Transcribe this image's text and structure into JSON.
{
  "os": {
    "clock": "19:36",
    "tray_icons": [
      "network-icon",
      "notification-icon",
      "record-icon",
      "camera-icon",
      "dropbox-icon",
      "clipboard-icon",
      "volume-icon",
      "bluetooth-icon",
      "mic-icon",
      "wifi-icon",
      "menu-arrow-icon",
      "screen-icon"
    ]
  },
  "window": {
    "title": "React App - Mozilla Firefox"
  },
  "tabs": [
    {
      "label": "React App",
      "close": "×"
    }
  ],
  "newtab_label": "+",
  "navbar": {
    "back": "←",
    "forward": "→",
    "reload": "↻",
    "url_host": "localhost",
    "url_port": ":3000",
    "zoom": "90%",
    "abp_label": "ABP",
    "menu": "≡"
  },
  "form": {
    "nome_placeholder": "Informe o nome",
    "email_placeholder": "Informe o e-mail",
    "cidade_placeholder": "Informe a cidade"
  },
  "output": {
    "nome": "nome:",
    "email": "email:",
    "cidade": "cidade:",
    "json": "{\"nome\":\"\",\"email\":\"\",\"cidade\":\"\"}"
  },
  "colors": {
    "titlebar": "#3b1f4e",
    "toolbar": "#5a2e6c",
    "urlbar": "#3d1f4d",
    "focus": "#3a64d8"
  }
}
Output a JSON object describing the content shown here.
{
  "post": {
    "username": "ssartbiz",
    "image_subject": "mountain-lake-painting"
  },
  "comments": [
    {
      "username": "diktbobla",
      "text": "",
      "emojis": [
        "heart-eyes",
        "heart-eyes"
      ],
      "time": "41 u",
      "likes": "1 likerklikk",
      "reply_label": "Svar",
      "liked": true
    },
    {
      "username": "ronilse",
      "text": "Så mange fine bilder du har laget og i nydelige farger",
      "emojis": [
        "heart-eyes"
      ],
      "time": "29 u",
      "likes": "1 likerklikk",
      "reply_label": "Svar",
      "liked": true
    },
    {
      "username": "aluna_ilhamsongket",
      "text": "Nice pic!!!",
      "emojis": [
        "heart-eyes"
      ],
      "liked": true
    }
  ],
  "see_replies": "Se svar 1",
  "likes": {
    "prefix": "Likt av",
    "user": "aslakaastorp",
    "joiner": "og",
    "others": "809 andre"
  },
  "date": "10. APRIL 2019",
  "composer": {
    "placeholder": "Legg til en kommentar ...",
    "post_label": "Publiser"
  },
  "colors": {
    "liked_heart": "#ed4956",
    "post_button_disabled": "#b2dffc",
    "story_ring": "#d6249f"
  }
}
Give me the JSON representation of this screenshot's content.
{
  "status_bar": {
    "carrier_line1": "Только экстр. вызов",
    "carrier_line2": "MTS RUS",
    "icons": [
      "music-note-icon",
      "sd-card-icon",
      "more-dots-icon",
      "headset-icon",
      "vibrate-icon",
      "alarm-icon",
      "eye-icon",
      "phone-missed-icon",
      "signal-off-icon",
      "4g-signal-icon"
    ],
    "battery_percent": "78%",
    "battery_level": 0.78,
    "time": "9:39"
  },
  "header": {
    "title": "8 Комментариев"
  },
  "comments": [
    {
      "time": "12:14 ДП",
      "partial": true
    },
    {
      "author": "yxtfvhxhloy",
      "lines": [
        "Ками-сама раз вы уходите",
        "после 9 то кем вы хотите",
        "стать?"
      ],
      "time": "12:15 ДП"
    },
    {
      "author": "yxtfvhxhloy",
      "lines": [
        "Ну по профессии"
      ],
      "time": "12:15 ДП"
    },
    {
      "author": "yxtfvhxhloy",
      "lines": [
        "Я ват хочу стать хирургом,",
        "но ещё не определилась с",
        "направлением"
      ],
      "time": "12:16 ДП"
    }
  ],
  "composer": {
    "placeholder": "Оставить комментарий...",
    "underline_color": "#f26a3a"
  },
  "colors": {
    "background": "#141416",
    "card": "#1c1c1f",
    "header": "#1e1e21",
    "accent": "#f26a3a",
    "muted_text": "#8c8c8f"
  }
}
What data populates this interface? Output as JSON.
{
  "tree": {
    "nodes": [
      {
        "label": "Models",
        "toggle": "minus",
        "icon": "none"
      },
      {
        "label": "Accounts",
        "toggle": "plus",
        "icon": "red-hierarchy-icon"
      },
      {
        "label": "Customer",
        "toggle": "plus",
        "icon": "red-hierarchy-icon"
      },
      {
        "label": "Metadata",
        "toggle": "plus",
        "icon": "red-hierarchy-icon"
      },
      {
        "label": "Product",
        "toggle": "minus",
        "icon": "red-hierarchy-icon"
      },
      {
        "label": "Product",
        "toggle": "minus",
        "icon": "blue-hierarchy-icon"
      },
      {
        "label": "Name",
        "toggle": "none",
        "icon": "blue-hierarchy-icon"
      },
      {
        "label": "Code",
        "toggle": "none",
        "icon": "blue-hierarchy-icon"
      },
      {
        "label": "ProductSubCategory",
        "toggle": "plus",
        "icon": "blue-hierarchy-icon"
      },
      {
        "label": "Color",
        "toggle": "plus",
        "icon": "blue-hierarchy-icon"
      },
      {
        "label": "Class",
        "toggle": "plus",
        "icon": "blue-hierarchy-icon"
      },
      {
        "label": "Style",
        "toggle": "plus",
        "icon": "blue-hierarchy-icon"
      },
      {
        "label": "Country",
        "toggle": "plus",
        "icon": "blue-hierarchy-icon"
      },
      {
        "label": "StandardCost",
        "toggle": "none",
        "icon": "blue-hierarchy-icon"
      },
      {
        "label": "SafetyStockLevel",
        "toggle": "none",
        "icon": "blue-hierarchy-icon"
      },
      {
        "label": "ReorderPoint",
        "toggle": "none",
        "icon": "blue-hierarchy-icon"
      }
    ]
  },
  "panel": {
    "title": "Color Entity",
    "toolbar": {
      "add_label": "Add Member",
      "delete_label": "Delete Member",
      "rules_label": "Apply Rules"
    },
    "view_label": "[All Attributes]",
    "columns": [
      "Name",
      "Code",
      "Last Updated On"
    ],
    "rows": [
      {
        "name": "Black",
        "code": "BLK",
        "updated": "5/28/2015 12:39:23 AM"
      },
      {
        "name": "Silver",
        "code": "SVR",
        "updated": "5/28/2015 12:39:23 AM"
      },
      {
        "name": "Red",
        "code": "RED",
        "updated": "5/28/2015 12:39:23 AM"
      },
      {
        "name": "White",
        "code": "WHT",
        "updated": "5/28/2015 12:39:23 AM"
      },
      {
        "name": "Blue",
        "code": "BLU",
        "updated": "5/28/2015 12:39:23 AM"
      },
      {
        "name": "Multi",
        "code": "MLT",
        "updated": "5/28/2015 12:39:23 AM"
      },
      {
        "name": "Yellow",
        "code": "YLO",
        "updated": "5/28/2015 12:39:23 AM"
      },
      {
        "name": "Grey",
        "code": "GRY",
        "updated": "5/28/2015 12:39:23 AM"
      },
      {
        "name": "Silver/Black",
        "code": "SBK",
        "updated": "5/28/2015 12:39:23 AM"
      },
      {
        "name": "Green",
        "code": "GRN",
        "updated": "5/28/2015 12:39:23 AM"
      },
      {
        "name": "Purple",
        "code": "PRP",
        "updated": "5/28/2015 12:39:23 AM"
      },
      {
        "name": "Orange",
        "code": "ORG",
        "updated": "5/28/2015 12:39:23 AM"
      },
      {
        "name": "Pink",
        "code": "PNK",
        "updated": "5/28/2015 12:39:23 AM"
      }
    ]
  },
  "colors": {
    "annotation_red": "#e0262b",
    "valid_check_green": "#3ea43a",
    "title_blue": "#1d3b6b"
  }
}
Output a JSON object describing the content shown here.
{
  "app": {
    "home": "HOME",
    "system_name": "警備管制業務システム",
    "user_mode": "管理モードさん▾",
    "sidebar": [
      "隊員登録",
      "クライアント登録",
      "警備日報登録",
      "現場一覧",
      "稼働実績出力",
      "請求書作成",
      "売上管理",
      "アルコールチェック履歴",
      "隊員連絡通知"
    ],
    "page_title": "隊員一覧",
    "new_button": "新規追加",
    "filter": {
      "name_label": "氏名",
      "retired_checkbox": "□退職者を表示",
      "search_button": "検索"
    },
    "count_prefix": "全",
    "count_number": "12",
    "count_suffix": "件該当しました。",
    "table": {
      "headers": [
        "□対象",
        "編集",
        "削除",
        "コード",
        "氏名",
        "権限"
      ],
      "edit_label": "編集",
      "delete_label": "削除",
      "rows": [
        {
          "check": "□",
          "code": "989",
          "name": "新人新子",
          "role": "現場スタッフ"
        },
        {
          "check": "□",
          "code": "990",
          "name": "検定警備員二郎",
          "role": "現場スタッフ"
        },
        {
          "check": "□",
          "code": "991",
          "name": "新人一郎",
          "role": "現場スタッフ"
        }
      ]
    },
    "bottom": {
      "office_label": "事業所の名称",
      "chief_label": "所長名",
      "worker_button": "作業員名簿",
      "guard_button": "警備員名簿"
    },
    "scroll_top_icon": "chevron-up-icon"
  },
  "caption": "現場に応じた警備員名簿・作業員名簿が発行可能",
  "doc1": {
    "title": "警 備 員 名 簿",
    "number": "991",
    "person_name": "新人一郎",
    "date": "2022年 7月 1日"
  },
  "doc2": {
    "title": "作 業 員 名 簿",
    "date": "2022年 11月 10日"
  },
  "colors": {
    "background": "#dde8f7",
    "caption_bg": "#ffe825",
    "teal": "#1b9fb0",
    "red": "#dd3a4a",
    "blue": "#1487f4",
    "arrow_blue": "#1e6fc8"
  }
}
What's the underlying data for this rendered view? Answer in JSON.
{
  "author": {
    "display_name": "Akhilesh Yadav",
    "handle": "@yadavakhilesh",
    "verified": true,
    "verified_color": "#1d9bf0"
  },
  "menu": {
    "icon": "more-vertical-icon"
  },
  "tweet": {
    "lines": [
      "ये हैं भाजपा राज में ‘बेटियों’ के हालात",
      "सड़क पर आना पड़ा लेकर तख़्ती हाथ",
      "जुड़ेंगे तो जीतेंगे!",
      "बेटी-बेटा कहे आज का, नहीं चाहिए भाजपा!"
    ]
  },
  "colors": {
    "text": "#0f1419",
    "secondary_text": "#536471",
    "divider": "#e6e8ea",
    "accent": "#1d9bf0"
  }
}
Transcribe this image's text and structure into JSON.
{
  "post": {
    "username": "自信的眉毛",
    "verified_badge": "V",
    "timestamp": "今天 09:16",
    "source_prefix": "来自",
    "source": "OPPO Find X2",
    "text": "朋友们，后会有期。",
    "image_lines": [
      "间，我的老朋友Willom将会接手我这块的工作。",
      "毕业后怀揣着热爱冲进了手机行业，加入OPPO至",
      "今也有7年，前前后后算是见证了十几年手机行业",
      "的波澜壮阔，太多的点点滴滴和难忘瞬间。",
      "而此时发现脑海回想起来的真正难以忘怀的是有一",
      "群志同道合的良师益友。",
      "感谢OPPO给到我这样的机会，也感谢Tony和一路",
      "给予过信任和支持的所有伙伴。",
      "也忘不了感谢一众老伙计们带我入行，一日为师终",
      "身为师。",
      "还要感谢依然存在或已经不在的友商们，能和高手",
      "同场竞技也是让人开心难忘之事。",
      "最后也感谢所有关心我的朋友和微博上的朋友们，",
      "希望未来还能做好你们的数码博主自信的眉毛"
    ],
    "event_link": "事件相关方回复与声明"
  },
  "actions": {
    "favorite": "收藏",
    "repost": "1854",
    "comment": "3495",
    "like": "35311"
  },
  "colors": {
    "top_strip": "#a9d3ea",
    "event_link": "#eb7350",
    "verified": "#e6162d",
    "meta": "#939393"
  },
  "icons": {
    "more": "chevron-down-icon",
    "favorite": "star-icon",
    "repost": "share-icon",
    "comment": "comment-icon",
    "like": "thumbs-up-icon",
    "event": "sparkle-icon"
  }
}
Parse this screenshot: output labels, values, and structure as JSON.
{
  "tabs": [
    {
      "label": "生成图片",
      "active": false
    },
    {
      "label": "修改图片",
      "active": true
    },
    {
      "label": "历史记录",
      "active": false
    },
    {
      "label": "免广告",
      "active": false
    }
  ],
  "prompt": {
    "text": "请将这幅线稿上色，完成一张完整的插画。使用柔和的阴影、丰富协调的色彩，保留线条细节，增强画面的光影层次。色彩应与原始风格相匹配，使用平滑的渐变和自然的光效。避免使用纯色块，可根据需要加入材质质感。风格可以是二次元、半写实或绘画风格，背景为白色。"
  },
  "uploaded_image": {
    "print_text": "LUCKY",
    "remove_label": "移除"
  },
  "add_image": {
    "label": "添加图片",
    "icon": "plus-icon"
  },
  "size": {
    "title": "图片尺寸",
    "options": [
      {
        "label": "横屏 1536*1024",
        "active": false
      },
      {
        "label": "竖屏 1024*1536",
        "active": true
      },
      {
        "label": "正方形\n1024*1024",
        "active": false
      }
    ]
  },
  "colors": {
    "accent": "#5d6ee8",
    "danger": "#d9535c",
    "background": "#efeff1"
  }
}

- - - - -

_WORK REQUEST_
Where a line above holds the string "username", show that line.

_SOLVED EXERCISE_
    "username": "ssartbiz",
      "username": "diktbobla",
      "username": "ronilse",
      "username": "aluna_ilhamsongket",
    "username": "自信的眉毛",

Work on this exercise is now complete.